    In the late 70s/early 80s I used to write to various sports teams asking for pocket schedules and stickers (how presumptive!) and most teams would send something back.
    Naturally all of it now gone, but it was so cool to have these awesome logos in your hand.
    I wrote mostly to MISL teams as their logos were the most interesting to me as a teenager.
    But I also wrote to the Expos asking “what did their logo mean?”, and they answered. I don’t remember exactly how they explained it, but I do remember I was vaguely disappointed with their answer. I had up until then thought it was separate E, L, B which combined became a stylized M.

    Thanks Richard (and Paul)!

    Lee

    • Daniel E. | July 27, 2018 at 5:03 pm |

      I did that too, with NHL teams! And as with you, mine are presumably all gone. (My parents do still have a lot of my old junk buried somewhere. Might have to go searching for them next time I visit.)

  • Jon | July 27, 2018 at 3:32 pm |

    I don’t know if Ohio has announced that as an official change, but they wore a white version of that a few times last year, notably in the Bahamas bowl.

    That green version has a sublimated pattern like the Miami Hurricanes.

    http://ohiobobcats.prestosports.com/sports/fball/2017-18/photos/0021/index

    That green jersey in the ticker was an alt last year.

  • SilvaWil | July 28, 2018 at 3:04 am |

    Is it just me, or is anyone else bothered that the Flicker thumbnail and first hat are of the Washington Football Team? As someone with a “W” last name, I enjoy reverse alphabetical every once in a while. This one bothered me though. It was not even a throwback arrow or anything.

  • Sean | July 29, 2018 at 6:46 am |

    Just a note to say these NFL letters are wonderful, as is Richard’s quest.
    Like others, I used to get awesome surprises in the mail from all the teams I sent postcard requests to as a kid, memories which these letters bring back.

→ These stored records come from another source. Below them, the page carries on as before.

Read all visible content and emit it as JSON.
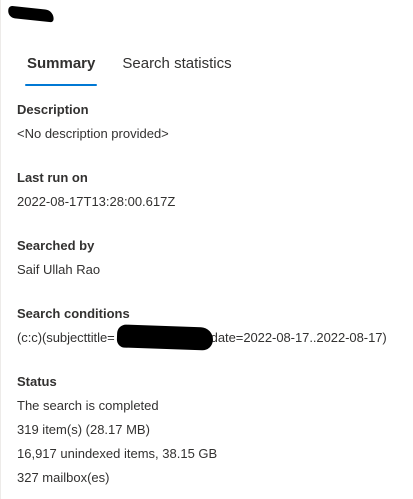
{
  "tabs": [
    {
      "label": "Summary",
      "active": true
    },
    {
      "label": "Search statistics",
      "active": false
    }
  ],
  "description": {
    "label": "Description",
    "value": "<No description provided>"
  },
  "last_run": {
    "label": "Last run on",
    "value": "2022-08-17T13:28:00.617Z"
  },
  "searched_by": {
    "label": "Searched by",
    "value": "Saif Ullah Rao"
  },
  "conditions": {
    "label": "Search conditions",
    "value_start": "(c:c)(subjecttitle=",
    "value_end": "date=2022-08-17..2022-08-17)"
  },
  "status": {
    "label": "Status",
    "lines": [
      "The search is completed",
      "319 item(s) (28.17 MB)",
      "16,917 unindexed items, 38.15 GB",
      "327 mailbox(es)"
    ]
  },
  "colors": {
    "accent": "#0078d4",
    "text": "#323130",
    "redaction": "#000000"
  }
}
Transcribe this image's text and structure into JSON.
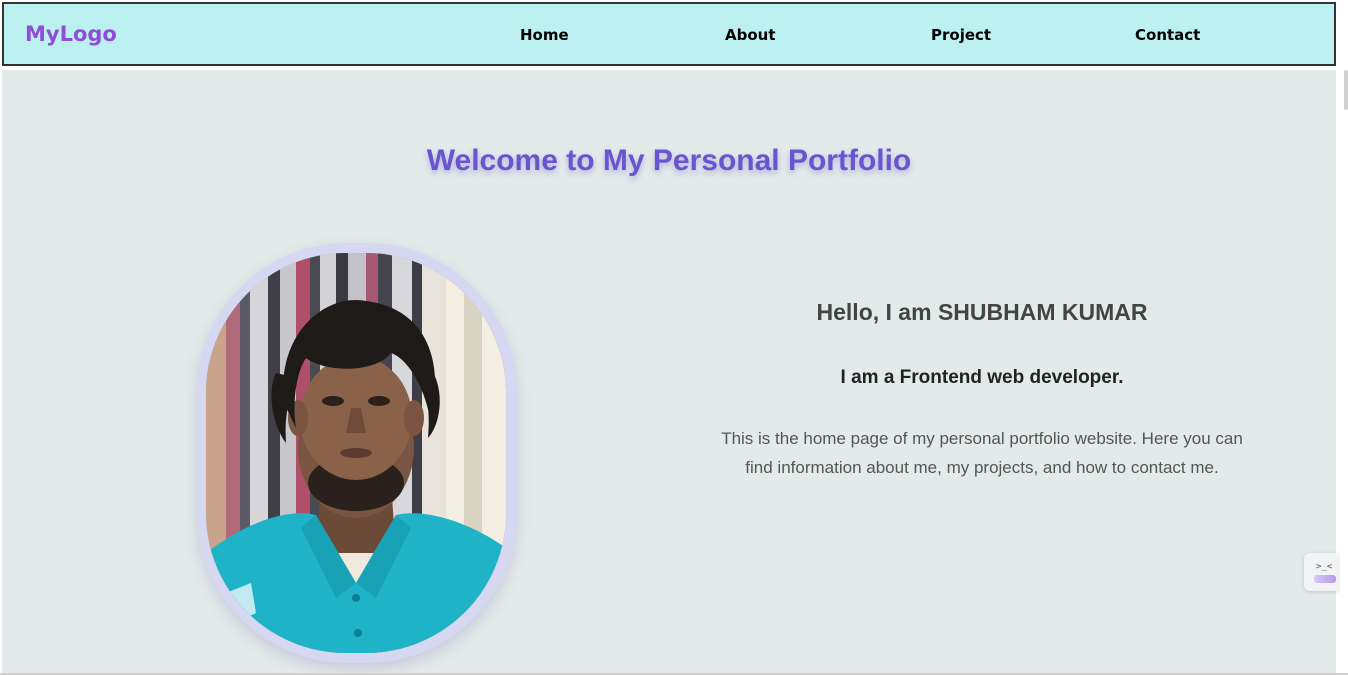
{
  "navbar": {
    "logo": "MyLogo",
    "items": [
      {
        "label": "Home"
      },
      {
        "label": "About"
      },
      {
        "label": "Project"
      },
      {
        "label": "Contact"
      }
    ]
  },
  "hero": {
    "heading": "Welcome to My Personal Portfolio",
    "greeting": "Hello, I am SHUBHAM KUMAR",
    "role": "I am a Frontend web developer.",
    "description": "This is the home page of my personal portfolio website. Here you can find information about me, my projects, and how to contact me."
  },
  "widget": {
    "icon": "terminal-icon",
    "glyph": ">_<"
  },
  "colors": {
    "navbar_bg": "#bdf0f1",
    "logo": "#8e4fd6",
    "heading": "#6a55d0",
    "main_bg": "#e2eaea",
    "frame": "#d5d8f0",
    "shirt": "#1fb3c8"
  }
}
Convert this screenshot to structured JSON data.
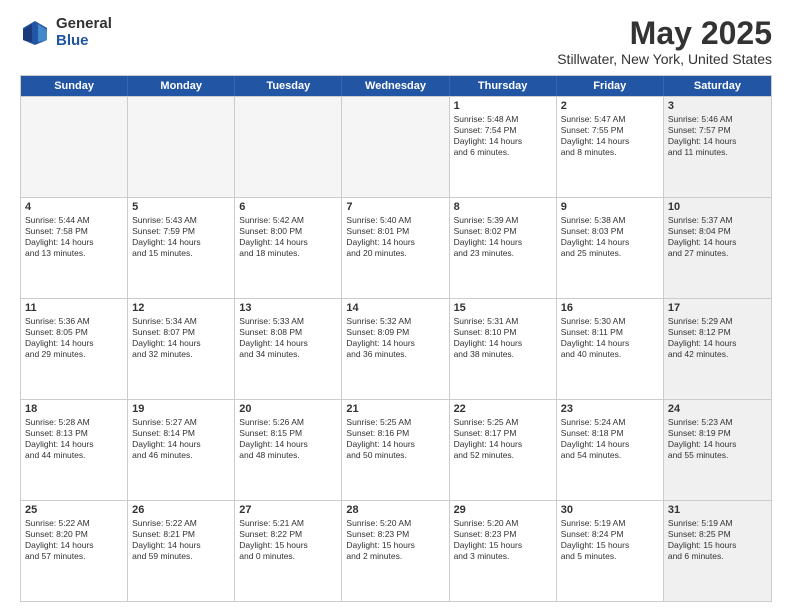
{
  "header": {
    "logo_general": "General",
    "logo_blue": "Blue",
    "title": "May 2025",
    "subtitle": "Stillwater, New York, United States"
  },
  "weekdays": [
    "Sunday",
    "Monday",
    "Tuesday",
    "Wednesday",
    "Thursday",
    "Friday",
    "Saturday"
  ],
  "rows": [
    [
      {
        "day": "",
        "info": "",
        "empty": true
      },
      {
        "day": "",
        "info": "",
        "empty": true
      },
      {
        "day": "",
        "info": "",
        "empty": true
      },
      {
        "day": "",
        "info": "",
        "empty": true
      },
      {
        "day": "1",
        "info": "Sunrise: 5:48 AM\nSunset: 7:54 PM\nDaylight: 14 hours\nand 6 minutes."
      },
      {
        "day": "2",
        "info": "Sunrise: 5:47 AM\nSunset: 7:55 PM\nDaylight: 14 hours\nand 8 minutes."
      },
      {
        "day": "3",
        "info": "Sunrise: 5:46 AM\nSunset: 7:57 PM\nDaylight: 14 hours\nand 11 minutes.",
        "shaded": true
      }
    ],
    [
      {
        "day": "4",
        "info": "Sunrise: 5:44 AM\nSunset: 7:58 PM\nDaylight: 14 hours\nand 13 minutes."
      },
      {
        "day": "5",
        "info": "Sunrise: 5:43 AM\nSunset: 7:59 PM\nDaylight: 14 hours\nand 15 minutes."
      },
      {
        "day": "6",
        "info": "Sunrise: 5:42 AM\nSunset: 8:00 PM\nDaylight: 14 hours\nand 18 minutes."
      },
      {
        "day": "7",
        "info": "Sunrise: 5:40 AM\nSunset: 8:01 PM\nDaylight: 14 hours\nand 20 minutes."
      },
      {
        "day": "8",
        "info": "Sunrise: 5:39 AM\nSunset: 8:02 PM\nDaylight: 14 hours\nand 23 minutes."
      },
      {
        "day": "9",
        "info": "Sunrise: 5:38 AM\nSunset: 8:03 PM\nDaylight: 14 hours\nand 25 minutes."
      },
      {
        "day": "10",
        "info": "Sunrise: 5:37 AM\nSunset: 8:04 PM\nDaylight: 14 hours\nand 27 minutes.",
        "shaded": true
      }
    ],
    [
      {
        "day": "11",
        "info": "Sunrise: 5:36 AM\nSunset: 8:05 PM\nDaylight: 14 hours\nand 29 minutes."
      },
      {
        "day": "12",
        "info": "Sunrise: 5:34 AM\nSunset: 8:07 PM\nDaylight: 14 hours\nand 32 minutes."
      },
      {
        "day": "13",
        "info": "Sunrise: 5:33 AM\nSunset: 8:08 PM\nDaylight: 14 hours\nand 34 minutes."
      },
      {
        "day": "14",
        "info": "Sunrise: 5:32 AM\nSunset: 8:09 PM\nDaylight: 14 hours\nand 36 minutes."
      },
      {
        "day": "15",
        "info": "Sunrise: 5:31 AM\nSunset: 8:10 PM\nDaylight: 14 hours\nand 38 minutes."
      },
      {
        "day": "16",
        "info": "Sunrise: 5:30 AM\nSunset: 8:11 PM\nDaylight: 14 hours\nand 40 minutes."
      },
      {
        "day": "17",
        "info": "Sunrise: 5:29 AM\nSunset: 8:12 PM\nDaylight: 14 hours\nand 42 minutes.",
        "shaded": true
      }
    ],
    [
      {
        "day": "18",
        "info": "Sunrise: 5:28 AM\nSunset: 8:13 PM\nDaylight: 14 hours\nand 44 minutes."
      },
      {
        "day": "19",
        "info": "Sunrise: 5:27 AM\nSunset: 8:14 PM\nDaylight: 14 hours\nand 46 minutes."
      },
      {
        "day": "20",
        "info": "Sunrise: 5:26 AM\nSunset: 8:15 PM\nDaylight: 14 hours\nand 48 minutes."
      },
      {
        "day": "21",
        "info": "Sunrise: 5:25 AM\nSunset: 8:16 PM\nDaylight: 14 hours\nand 50 minutes."
      },
      {
        "day": "22",
        "info": "Sunrise: 5:25 AM\nSunset: 8:17 PM\nDaylight: 14 hours\nand 52 minutes."
      },
      {
        "day": "23",
        "info": "Sunrise: 5:24 AM\nSunset: 8:18 PM\nDaylight: 14 hours\nand 54 minutes."
      },
      {
        "day": "24",
        "info": "Sunrise: 5:23 AM\nSunset: 8:19 PM\nDaylight: 14 hours\nand 55 minutes.",
        "shaded": true
      }
    ],
    [
      {
        "day": "25",
        "info": "Sunrise: 5:22 AM\nSunset: 8:20 PM\nDaylight: 14 hours\nand 57 minutes."
      },
      {
        "day": "26",
        "info": "Sunrise: 5:22 AM\nSunset: 8:21 PM\nDaylight: 14 hours\nand 59 minutes."
      },
      {
        "day": "27",
        "info": "Sunrise: 5:21 AM\nSunset: 8:22 PM\nDaylight: 15 hours\nand 0 minutes."
      },
      {
        "day": "28",
        "info": "Sunrise: 5:20 AM\nSunset: 8:23 PM\nDaylight: 15 hours\nand 2 minutes."
      },
      {
        "day": "29",
        "info": "Sunrise: 5:20 AM\nSunset: 8:23 PM\nDaylight: 15 hours\nand 3 minutes."
      },
      {
        "day": "30",
        "info": "Sunrise: 5:19 AM\nSunset: 8:24 PM\nDaylight: 15 hours\nand 5 minutes."
      },
      {
        "day": "31",
        "info": "Sunrise: 5:19 AM\nSunset: 8:25 PM\nDaylight: 15 hours\nand 6 minutes.",
        "shaded": true
      }
    ]
  ]
}
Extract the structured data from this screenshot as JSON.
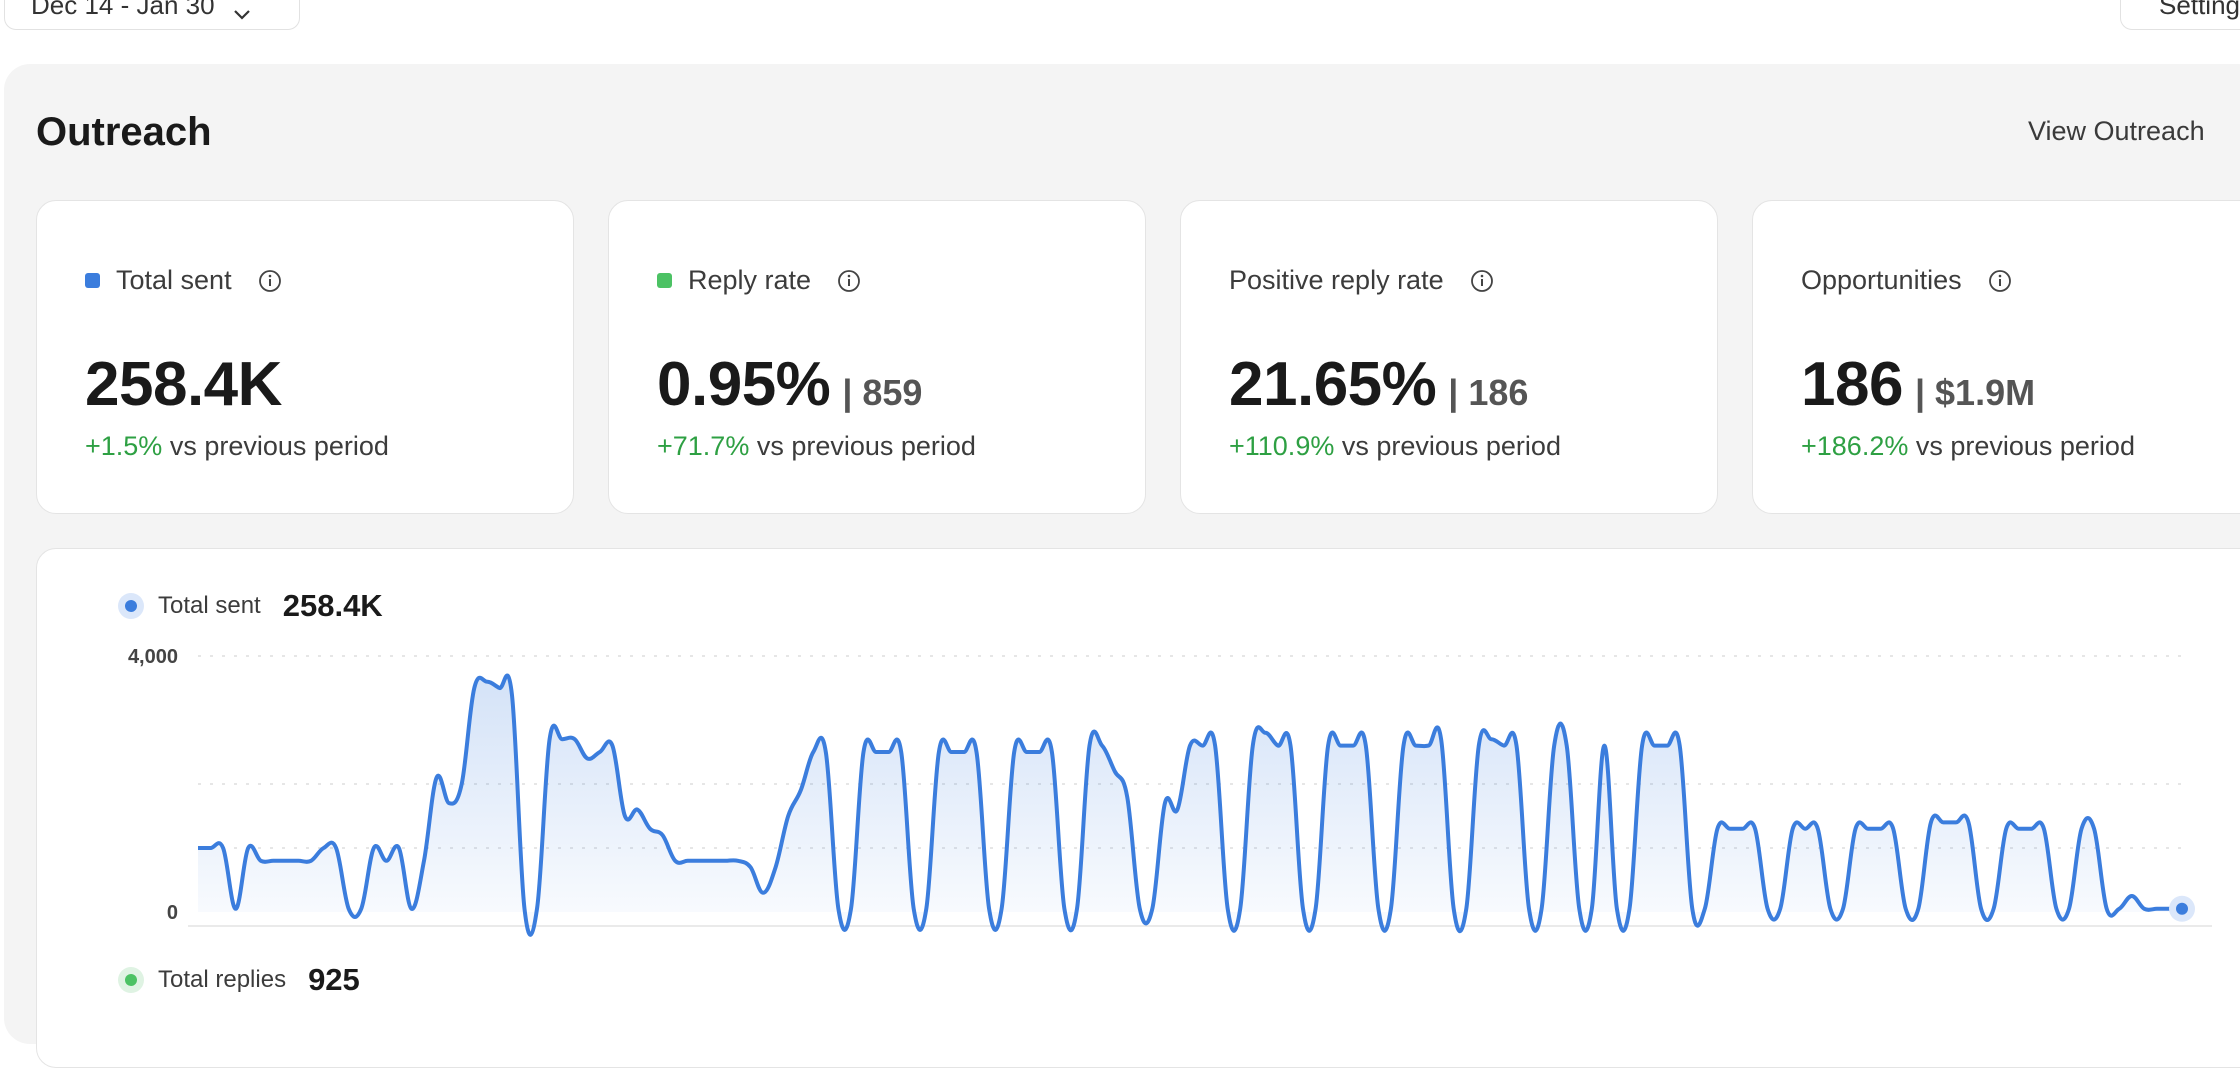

  • Preston Feiler | July 30, 2018 at 10:10 am |

    While this might be Tannehill version 2.0, that label on the brace is just coincidence. Tannehill said in an interview that he has 5 knee braces that were custom built for him all labeled 1.0, 2.0, 3.0, 4.0 and 5.0. This was the version that fit him best and he was most comfortable with. Just so happens to be 2.0, which he was also amused by.